ESG factors often address corporate “externalities” – that is, impacts that affect stakeholders other than the company itself and its shareholders. By pushing costs such as pollution or the effects of poverty wages onto third parties, rather than onto its own financial statements, a company may be able to argue that its financial performance is improved. ESG investing generally favors companies that internalize such externalities. According to the DOL’s proposed economic materiality test, if an ESG factor which favors internalizing a cost does not have a demonstrable material positive effect on a company’s financial performance, it must be disregarded.
However, those externalized costs may be pushed onto other companies or may negatively affect the economy as a whole, which affects all companies. Pension plans are sometimes called “universal owners” because they own a broad cross-section of the investable economy. What is an externality to an individual company, arguably improving its near-term performance, may adversely affect the long-term performance of an entire pension portfolio because of the effects of that externality on other companies in the portfolio and on the economy as a whole, ultimately affecting all companies held in the portfolio.
Internalizing costs at their source allows for the most efficient allocation of those costs within the economy as a whole. For example, companies that must internalize the costs of their carbon outputs can decide to decarbonize their operations or, if more efficient, to purchase offsets in a carbon trading framework.
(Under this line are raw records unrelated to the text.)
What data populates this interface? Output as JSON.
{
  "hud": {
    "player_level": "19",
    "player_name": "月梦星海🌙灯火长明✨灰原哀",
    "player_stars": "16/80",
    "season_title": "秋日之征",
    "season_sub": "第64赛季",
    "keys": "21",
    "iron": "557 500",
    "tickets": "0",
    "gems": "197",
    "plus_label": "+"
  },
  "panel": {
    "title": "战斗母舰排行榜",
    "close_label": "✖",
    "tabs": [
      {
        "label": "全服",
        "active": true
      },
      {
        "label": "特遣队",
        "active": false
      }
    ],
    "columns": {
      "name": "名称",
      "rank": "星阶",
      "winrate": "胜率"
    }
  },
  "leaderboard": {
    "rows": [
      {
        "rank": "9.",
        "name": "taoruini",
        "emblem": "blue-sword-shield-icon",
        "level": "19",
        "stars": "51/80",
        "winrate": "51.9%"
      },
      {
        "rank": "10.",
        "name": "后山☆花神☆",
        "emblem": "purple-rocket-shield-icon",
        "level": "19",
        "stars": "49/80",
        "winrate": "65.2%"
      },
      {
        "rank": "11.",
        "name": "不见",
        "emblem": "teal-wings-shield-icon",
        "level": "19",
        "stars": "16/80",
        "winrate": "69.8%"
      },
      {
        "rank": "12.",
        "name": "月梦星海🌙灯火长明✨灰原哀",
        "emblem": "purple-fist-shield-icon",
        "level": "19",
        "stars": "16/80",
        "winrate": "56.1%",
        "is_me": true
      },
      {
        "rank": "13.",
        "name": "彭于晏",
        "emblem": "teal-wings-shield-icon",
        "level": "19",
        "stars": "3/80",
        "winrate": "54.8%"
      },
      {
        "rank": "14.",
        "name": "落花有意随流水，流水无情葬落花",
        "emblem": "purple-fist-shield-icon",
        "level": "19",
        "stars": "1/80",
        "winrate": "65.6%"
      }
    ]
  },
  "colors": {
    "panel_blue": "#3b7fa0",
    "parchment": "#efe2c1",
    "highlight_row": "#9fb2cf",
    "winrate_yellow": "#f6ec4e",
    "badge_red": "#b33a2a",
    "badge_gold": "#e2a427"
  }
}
However, if those costs are not internalized, then companies can pursue inefficient, beggar-thy-neighbor practices that damage the economy as a whole – and harm pension plans as universal owners.
By preventing ERISA fiduciaries from considering the potential positive effects of ESG investing on an entire pension portfolio, the DOL’s proposed rulemaking potentially subjects plan participants to lower financial returns in contravention of the purposes of ERISA.
If it had been Applied Over the Past Five Years, the “Economically Material” Test Would Not Have Helped Conventional Investors and Would Have Caused Many Responsible Investors to Lose Money
A specific reason why many responsible funds have outperformed their conventional peers over the past five years is that they underweighted investments in the fossil fuel industry. The view that fossil fuels posed outsized financial risks in the relative near-term (five years) was not the “generally accepted” view five years ago. A responsible investment analyst five years ago would probably not have been able to demonstrate the economic materiality of concerns that he or she had about fossil fuels at that time – at least in terms of “generally accepted investment theories.” In any event, he or she almost certainly would not have wanted to have that argument with a DOL investigator in an enforcement context. Yet, the judgement that fossil fuels posed outsized financial risks in the relative near-term turned out to be correct as the industry has lurched from crisis to crisis. Over the past five years, the energy sector component of the S&P 500 index has lost over 35% of its value while the S&P 500 index as a whole (which includes the energy sector) gained over 60%, a staggering level of underperformance for the energy sector. Responsible investments that underweighted the fossil fuel industry made money relative to their conventional peers over the past five years – money that would have been lost to responsible retirement investors had the DOL’s proposed “economically material” test been applied.
How should investment analysts judge the fossil fuel industry today? Conventional wisdom is that fossil fuels will be part of the world’s energy mix for decades to come and that investments in the fossil fuel industry are now fairly priced and should be part of a “diversified” portfolio. But what if that “generally accepted” conventional wisdom is wrong? What if the climate crisis wor